BEGIN

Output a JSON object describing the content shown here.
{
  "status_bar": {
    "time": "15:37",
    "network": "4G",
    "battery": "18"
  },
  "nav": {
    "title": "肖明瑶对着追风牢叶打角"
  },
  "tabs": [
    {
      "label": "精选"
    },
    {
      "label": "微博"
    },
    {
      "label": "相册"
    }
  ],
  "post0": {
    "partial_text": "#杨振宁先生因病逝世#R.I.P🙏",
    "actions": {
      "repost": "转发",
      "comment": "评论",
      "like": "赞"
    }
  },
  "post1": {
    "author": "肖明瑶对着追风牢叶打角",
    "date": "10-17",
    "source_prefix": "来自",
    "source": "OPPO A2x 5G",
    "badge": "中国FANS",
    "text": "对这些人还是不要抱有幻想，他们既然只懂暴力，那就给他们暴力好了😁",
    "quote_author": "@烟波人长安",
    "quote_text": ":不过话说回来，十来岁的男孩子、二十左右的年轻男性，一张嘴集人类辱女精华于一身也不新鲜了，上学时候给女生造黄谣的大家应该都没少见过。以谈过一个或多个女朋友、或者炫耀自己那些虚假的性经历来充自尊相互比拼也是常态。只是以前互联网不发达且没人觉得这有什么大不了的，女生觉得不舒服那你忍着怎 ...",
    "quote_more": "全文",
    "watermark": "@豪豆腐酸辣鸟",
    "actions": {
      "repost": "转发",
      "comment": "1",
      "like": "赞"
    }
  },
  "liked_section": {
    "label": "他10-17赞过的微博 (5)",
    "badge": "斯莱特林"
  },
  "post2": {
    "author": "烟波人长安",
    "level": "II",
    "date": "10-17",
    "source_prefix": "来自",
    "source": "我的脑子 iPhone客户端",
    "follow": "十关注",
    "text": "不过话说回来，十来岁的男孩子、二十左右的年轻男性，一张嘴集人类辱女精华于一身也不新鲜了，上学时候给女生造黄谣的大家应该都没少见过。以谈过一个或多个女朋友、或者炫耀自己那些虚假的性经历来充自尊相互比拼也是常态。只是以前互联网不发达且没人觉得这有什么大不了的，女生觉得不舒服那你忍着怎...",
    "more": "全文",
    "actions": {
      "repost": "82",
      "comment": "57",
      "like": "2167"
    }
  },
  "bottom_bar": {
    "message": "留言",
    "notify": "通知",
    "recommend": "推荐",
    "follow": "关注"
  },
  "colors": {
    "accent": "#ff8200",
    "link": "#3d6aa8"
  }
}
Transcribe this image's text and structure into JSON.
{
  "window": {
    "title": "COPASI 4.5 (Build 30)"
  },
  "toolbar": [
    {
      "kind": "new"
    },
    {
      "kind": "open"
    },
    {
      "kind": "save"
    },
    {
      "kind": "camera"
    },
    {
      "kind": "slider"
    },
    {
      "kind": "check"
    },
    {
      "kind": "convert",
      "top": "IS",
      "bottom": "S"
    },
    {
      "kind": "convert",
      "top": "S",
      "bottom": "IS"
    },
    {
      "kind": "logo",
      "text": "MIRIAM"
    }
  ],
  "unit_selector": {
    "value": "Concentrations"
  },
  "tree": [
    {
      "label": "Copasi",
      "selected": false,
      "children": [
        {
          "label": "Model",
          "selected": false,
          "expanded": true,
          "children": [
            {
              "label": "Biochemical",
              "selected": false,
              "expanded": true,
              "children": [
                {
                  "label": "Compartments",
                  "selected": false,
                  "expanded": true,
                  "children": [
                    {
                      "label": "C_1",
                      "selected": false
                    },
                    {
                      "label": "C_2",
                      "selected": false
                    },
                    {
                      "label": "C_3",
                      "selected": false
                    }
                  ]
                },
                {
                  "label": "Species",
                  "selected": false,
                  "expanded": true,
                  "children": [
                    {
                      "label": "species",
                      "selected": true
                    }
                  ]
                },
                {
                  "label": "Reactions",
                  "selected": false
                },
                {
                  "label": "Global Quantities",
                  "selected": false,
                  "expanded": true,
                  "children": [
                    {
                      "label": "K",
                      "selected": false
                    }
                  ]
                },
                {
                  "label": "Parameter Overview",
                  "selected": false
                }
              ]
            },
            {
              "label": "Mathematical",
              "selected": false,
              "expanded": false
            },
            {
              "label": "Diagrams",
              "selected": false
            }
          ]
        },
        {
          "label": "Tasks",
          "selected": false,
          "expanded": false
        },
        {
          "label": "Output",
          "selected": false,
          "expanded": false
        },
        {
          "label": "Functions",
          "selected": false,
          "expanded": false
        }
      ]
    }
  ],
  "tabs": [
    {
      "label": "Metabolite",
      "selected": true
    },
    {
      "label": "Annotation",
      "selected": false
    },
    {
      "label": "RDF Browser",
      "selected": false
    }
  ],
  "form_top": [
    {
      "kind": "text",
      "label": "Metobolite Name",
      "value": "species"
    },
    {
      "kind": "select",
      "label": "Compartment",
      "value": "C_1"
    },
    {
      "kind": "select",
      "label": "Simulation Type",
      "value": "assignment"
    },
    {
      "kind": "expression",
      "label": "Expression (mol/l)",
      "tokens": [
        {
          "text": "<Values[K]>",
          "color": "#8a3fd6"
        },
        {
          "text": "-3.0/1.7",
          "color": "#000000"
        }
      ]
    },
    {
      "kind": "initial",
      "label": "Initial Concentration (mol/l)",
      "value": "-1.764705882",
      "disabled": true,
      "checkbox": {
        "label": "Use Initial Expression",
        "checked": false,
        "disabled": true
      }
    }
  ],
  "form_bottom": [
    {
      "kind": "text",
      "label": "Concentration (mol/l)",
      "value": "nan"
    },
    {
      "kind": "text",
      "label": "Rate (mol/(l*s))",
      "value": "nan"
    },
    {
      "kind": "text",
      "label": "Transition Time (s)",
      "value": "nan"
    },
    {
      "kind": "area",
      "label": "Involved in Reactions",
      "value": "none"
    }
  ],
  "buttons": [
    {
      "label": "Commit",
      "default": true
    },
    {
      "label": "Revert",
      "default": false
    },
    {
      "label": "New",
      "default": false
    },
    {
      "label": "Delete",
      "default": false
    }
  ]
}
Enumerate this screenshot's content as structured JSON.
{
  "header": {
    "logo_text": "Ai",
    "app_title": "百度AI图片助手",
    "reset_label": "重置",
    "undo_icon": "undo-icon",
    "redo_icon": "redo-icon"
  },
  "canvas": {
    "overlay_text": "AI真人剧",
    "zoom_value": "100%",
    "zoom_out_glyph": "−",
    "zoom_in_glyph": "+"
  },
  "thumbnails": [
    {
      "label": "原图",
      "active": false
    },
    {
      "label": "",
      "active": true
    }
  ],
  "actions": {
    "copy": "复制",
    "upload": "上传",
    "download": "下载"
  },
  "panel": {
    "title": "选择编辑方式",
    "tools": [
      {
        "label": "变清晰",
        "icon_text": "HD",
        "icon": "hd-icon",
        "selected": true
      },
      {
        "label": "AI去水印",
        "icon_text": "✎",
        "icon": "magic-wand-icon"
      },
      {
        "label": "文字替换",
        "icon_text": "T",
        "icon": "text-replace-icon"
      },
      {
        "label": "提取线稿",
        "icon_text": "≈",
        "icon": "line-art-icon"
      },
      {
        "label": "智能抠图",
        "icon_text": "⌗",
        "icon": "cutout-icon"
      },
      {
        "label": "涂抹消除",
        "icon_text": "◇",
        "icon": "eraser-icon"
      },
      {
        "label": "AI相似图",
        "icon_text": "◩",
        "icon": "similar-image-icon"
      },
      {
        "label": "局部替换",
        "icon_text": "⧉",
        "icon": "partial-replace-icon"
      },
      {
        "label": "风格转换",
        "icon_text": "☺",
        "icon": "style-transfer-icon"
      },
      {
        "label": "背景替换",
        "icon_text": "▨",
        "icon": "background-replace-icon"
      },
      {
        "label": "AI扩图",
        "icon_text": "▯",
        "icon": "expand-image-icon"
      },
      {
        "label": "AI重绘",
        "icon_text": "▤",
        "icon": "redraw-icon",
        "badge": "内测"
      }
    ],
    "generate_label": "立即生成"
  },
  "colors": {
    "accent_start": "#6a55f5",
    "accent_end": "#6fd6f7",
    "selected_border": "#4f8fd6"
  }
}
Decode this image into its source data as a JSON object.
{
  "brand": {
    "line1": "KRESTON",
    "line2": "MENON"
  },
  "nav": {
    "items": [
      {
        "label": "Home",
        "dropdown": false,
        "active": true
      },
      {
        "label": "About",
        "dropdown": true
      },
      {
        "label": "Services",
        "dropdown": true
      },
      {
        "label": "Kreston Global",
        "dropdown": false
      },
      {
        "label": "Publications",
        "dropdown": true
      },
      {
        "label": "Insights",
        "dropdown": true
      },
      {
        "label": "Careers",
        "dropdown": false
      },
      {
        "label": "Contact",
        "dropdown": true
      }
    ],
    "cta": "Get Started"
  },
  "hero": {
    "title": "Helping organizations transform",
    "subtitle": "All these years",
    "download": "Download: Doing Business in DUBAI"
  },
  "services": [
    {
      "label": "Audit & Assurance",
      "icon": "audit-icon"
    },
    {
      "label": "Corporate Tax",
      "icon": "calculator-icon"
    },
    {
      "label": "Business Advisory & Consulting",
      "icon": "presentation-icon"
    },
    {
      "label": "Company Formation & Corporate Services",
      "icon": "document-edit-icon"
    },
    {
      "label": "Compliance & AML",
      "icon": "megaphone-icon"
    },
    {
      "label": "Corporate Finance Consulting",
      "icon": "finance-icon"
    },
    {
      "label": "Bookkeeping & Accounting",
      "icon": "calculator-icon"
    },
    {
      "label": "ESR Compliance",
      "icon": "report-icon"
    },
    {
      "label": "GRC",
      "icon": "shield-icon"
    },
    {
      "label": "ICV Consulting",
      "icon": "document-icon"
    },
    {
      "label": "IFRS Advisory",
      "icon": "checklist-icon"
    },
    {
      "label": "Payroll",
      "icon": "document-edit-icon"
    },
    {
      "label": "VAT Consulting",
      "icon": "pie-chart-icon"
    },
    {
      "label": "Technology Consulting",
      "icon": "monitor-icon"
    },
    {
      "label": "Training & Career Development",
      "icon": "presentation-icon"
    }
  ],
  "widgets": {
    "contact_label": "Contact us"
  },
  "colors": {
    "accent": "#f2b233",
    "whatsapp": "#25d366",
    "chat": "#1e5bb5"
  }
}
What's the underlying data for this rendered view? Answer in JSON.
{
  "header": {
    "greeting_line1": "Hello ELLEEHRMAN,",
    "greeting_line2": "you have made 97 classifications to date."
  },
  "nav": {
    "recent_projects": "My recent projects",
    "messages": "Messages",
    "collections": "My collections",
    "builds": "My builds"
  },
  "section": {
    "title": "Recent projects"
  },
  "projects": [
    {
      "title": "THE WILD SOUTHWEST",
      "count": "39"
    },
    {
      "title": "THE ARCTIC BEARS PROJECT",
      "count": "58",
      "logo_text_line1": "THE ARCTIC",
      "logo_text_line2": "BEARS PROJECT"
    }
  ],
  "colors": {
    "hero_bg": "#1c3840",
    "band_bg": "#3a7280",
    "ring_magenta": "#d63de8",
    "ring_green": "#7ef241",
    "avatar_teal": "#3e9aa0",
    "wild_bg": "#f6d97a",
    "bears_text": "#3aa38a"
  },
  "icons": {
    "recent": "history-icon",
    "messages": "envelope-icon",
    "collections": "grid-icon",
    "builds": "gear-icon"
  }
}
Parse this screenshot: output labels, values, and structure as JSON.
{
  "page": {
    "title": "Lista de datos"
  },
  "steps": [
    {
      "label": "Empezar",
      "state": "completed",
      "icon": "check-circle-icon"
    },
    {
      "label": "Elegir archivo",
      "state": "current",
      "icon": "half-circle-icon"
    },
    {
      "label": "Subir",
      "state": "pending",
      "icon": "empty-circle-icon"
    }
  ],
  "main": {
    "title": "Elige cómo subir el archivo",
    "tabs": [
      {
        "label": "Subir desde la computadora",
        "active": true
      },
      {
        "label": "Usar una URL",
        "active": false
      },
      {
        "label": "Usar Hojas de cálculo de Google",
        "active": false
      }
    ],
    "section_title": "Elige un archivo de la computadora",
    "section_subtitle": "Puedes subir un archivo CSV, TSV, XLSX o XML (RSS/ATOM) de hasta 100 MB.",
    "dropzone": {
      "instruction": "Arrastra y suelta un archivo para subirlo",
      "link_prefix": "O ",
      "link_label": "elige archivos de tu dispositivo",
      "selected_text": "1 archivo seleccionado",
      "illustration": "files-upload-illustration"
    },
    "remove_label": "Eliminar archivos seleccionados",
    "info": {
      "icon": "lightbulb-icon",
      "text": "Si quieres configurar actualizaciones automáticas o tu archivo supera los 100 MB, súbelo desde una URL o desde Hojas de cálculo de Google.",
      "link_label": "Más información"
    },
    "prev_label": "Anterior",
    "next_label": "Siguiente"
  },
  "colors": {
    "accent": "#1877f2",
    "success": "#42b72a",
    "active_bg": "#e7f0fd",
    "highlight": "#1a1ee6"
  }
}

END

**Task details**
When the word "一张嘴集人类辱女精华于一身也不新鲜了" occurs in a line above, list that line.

**Exercise result**
    "quote_text": ":不过话说回来，十来岁的男孩子、二十左右的年轻男性，一张嘴集人类辱女精华于一身也不新鲜了，上学时候给女生造黄谣的大家应该都没少见过。以谈过一个或多个女朋友、或者炫耀自己那些虚假的性经历来充自尊相互比拼也是常态。只是以前互联网不发达且没人觉得这有什么大不了的，女生觉得不舒服那你忍着怎 ...",
    "text": "不过话说回来，十来岁的男孩子、二十左右的年轻男性，一张嘴集人类辱女精华于一身也不新鲜了，上学时候给女生造黄谣的大家应该都没少见过。以谈过一个或多个女朋友、或者炫耀自己那些虚假的性经历来充自尊相互比拼也是常态。只是以前互联网不发达且没人觉得这有什么大不了的，女生觉得不舒服那你忍着怎...",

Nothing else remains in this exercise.